[Component data from apps and pages]
####################
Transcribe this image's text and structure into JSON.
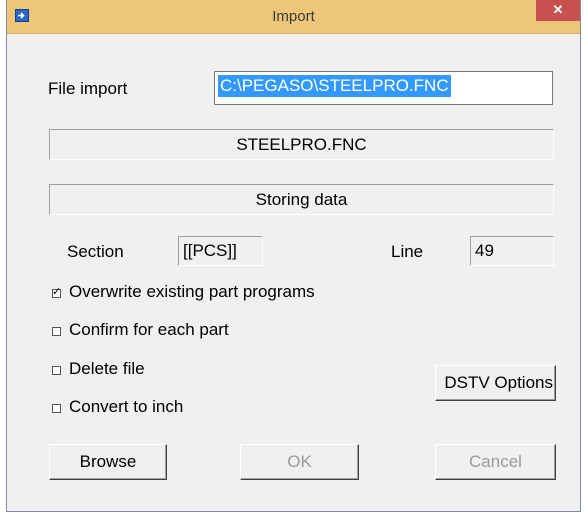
{
  "window": {
    "title": "Import",
    "close_glyph": "✕",
    "app_icon": "import-app-icon"
  },
  "file_import": {
    "label": "File import",
    "value": "C:\\PEGASO\\STEELPRO.FNC"
  },
  "file_name_panel": "STEELPRO.FNC",
  "status_panel": "Storing data",
  "section": {
    "label": "Section",
    "value": "[[PCS]]"
  },
  "line": {
    "label": "Line",
    "value": "49"
  },
  "options": [
    {
      "label": "Overwrite existing part programs",
      "checked": true
    },
    {
      "label": "Confirm for each part",
      "checked": false
    },
    {
      "label": "Delete file",
      "checked": false
    },
    {
      "label": "Convert to inch",
      "checked": false
    }
  ],
  "buttons": {
    "dstv": "DSTV Options",
    "browse": "Browse",
    "ok": "OK",
    "cancel": "Cancel"
  },
  "colors": {
    "titlebar": "#eec67a",
    "close": "#c75050",
    "selection": "#3399ff"
  }
}
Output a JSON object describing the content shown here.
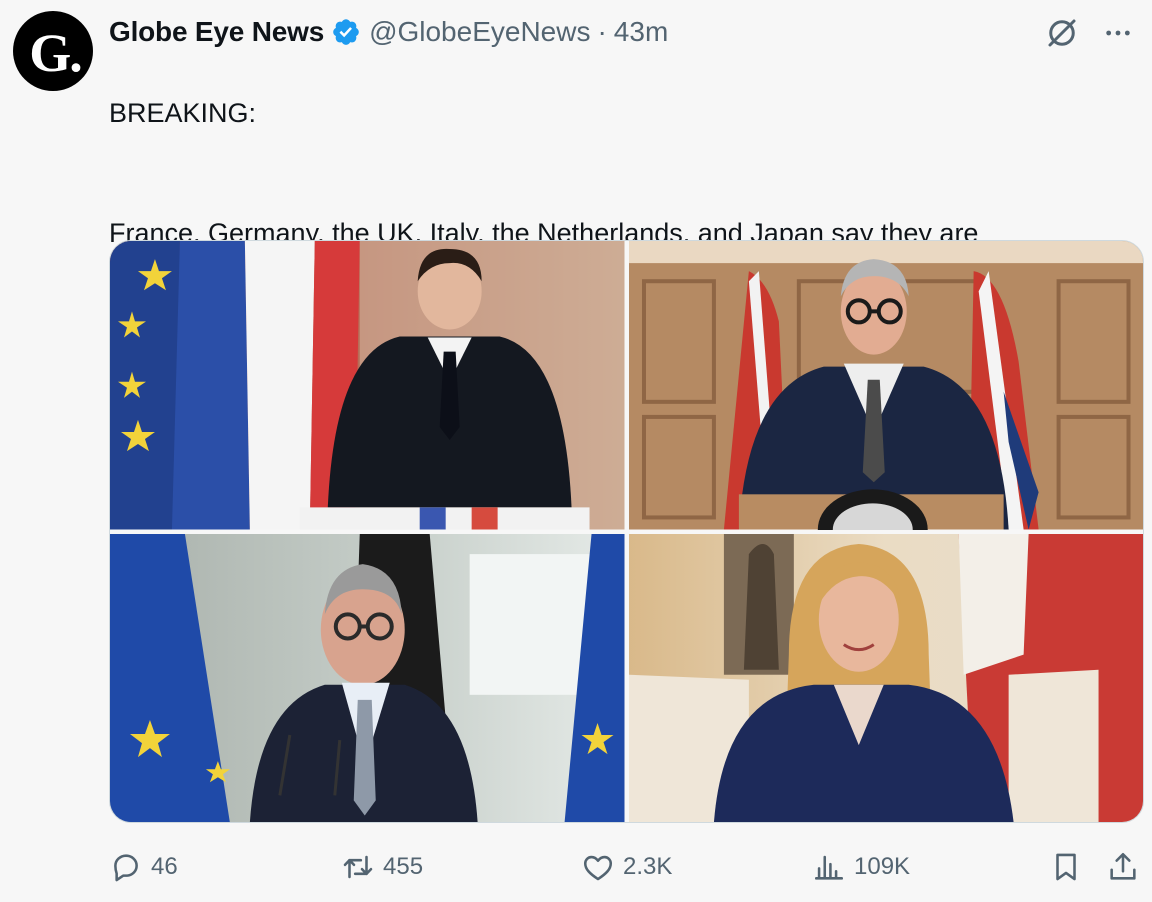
{
  "author": {
    "display_name": "Globe Eye News",
    "handle": "@GlobeEyeNews",
    "separator": "·",
    "timestamp": "43m",
    "avatar_text": "G.",
    "verified": true
  },
  "tweet": {
    "line1": "BREAKING:",
    "line2": "France, Germany, the UK, Italy, the Netherlands, and Japan say they are\nready to join efforts to ensure safe passage through the Strait of Hormuz."
  },
  "media": [
    {
      "name": "photo-france",
      "description_icon": "photo"
    },
    {
      "name": "photo-uk",
      "description_icon": "photo"
    },
    {
      "name": "photo-germany",
      "description_icon": "photo"
    },
    {
      "name": "photo-italy",
      "description_icon": "photo"
    }
  ],
  "actions": {
    "replies": "46",
    "reposts": "455",
    "likes": "2.3K",
    "views": "109K"
  },
  "colors": {
    "accent_verified": "#1d9bf0",
    "muted_text": "#536471",
    "background": "#f7f7f7"
  },
  "icons": [
    "verified-badge-icon",
    "grok-icon",
    "more-icon",
    "reply-icon",
    "repost-icon",
    "like-icon",
    "views-icon",
    "bookmark-icon",
    "share-icon"
  ]
}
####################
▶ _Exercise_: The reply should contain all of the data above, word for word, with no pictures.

▶ _Written response_:
Transcribe this image's text and structure into JSON.
{
  "window": {
    "title": "Import",
    "close_glyph": "✕",
    "app_icon": "import-app-icon"
  },
  "file_import": {
    "label": "File import",
    "value": "C:\\PEGASO\\STEELPRO.FNC"
  },
  "file_name_panel": "STEELPRO.FNC",
  "status_panel": "Storing data",
  "section": {
    "label": "Section",
    "value": "[[PCS]]"
  },
  "line": {
    "label": "Line",
    "value": "49"
  },
  "options": [
    {
      "label": "Overwrite existing part programs",
      "checked": true
    },
    {
      "label": "Confirm for each part",
      "checked": false
    },
    {
      "label": "Delete file",
      "checked": false
    },
    {
      "label": "Convert to inch",
      "checked": false
    }
  ],
  "buttons": {
    "dstv": "DSTV Options",
    "browse": "Browse",
    "ok": "OK",
    "cancel": "Cancel"
  },
  "colors": {
    "titlebar": "#eec67a",
    "close": "#c75050",
    "selection": "#3399ff"
  }
}
Output a JSON object describing the content shown here.
{
  "author": {
    "display_name": "Globe Eye News",
    "handle": "@GlobeEyeNews",
    "separator": "·",
    "timestamp": "43m",
    "avatar_text": "G.",
    "verified": true
  },
  "tweet": {
    "line1": "BREAKING:",
    "line2": "France, Germany, the UK, Italy, the Netherlands, and Japan say they are\nready to join efforts to ensure safe passage through the Strait of Hormuz."
  },
  "media": [
    {
      "name": "photo-france",
      "description_icon": "photo"
    },
    {
      "name": "photo-uk",
      "description_icon": "photo"
    },
    {
      "name": "photo-germany",
      "description_icon": "photo"
    },
    {
      "name": "photo-italy",
      "description_icon": "photo"
    }
  ],
  "actions": {
    "replies": "46",
    "reposts": "455",
    "likes": "2.3K",
    "views": "109K"
  },
  "colors": {
    "accent_verified": "#1d9bf0",
    "muted_text": "#536471",
    "background": "#f7f7f7"
  },
  "icons": [
    "verified-badge-icon",
    "grok-icon",
    "more-icon",
    "reply-icon",
    "repost-icon",
    "like-icon",
    "views-icon",
    "bookmark-icon",
    "share-icon"
  ]
}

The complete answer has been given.